This heartbreaking number does not mark the end of this pandemic, nor can it explain the pain and suffering COVID-19 has brought to people and communities around the world.
We, the undersigned 36 organizations, are disappointed and frustrated that the U.S. Congress and the Administration have been unwilling to agree on critically needed emergency funding to support the international fight against COVID-19. As the administration’s own experts have stated, we cannot defeat COVID-19 without addressing it both at home and abroad. While we are grateful for the initial funding to prevent and respond to the pandemic, and the House’s most recent efforts in the updated Heroes Act, it is not enough. All U.S. foreign assistance devoted to COVID-19 has been spent, and immediate, life-threatening health, economic, and social needs continue to rise.
The number of people who die from COVID-19 will only increase. The secondary impacts of COVID-19 are affecting millions more in a set of “mutually exacerbating catastrophes” that lower-income countries have limited options for mitigating.
Data shows that because of COVID-19, extreme poverty has gone up 7%—ending 20 years of progress.
As of today, nearly 1.2 billion children live in poverty—a 15% increase since the beginning of the pandemic. Hundreds of millions of girls are out of school and may never return as they are at high risk for child marriage and early pregnancy. Women across the globe are facing disruptions in critical healthcare services and increased rates of gender-based violence. And the number of people living in acute food insecurity around the world could rise by 270 million by year’s end—an 82% increase—with impacts expected to persist for years to come. Under these conditions, authoritarian leaders around the world are trampling on the human rights of the most marginalized communities, amplifying existing inequalities while using public health as a guise.
The impact of COVID-19 will be felt for years to come, particularly by the most vulnerable. The vast majority of the 79 million refugees, asylum seekers, and internally displaced (1% of the global population) come from or reside in low-income countries where COVID-19 infection rates are growing fastest.
Investments made now in life-saving interventions and addressing the secondary impacts of COVID-19 will help ensure that years of progress are not lost.

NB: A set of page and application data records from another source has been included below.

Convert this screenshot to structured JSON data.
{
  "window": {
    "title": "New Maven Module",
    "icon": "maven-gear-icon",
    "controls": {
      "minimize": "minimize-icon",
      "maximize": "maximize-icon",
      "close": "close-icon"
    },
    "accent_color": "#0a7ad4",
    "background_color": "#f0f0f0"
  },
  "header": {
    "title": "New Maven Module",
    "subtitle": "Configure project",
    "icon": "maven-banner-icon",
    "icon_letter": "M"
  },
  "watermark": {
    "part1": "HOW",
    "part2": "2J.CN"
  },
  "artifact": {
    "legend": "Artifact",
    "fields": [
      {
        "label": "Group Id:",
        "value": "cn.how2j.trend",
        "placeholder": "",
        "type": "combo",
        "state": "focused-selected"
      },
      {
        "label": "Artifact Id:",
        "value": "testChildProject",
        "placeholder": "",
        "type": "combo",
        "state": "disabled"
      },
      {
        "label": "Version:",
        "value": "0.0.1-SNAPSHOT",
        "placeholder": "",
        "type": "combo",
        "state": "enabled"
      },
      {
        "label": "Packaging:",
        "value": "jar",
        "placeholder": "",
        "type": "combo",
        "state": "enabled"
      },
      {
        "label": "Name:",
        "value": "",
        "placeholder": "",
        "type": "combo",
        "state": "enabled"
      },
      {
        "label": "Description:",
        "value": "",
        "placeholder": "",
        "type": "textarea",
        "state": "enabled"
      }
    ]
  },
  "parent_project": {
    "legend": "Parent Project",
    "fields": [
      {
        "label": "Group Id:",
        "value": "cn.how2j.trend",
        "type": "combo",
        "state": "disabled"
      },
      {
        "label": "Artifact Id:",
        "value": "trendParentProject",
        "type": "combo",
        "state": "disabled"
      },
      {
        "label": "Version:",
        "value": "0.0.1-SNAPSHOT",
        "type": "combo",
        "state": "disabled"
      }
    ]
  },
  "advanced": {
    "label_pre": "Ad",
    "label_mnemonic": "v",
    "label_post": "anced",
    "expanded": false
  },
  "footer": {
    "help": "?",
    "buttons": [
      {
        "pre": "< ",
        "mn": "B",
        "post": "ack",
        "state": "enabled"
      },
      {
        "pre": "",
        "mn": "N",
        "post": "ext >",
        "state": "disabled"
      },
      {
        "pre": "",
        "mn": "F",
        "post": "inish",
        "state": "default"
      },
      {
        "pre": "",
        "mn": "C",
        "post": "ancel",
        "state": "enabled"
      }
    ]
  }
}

The United States has led globally for decades—that leadership is critically needed now.
We appreciate the action of Congress and the administration to pass a continuing resolution allowing the government to continue its vital work. However, much more needs to be done to fight COVID-19 at home and abroad. The longer we wait to combat this pandemic effectively overseas, more people will get sick, more people will die, and stopping the pandemic will get increasingly expensive. The time to act is now.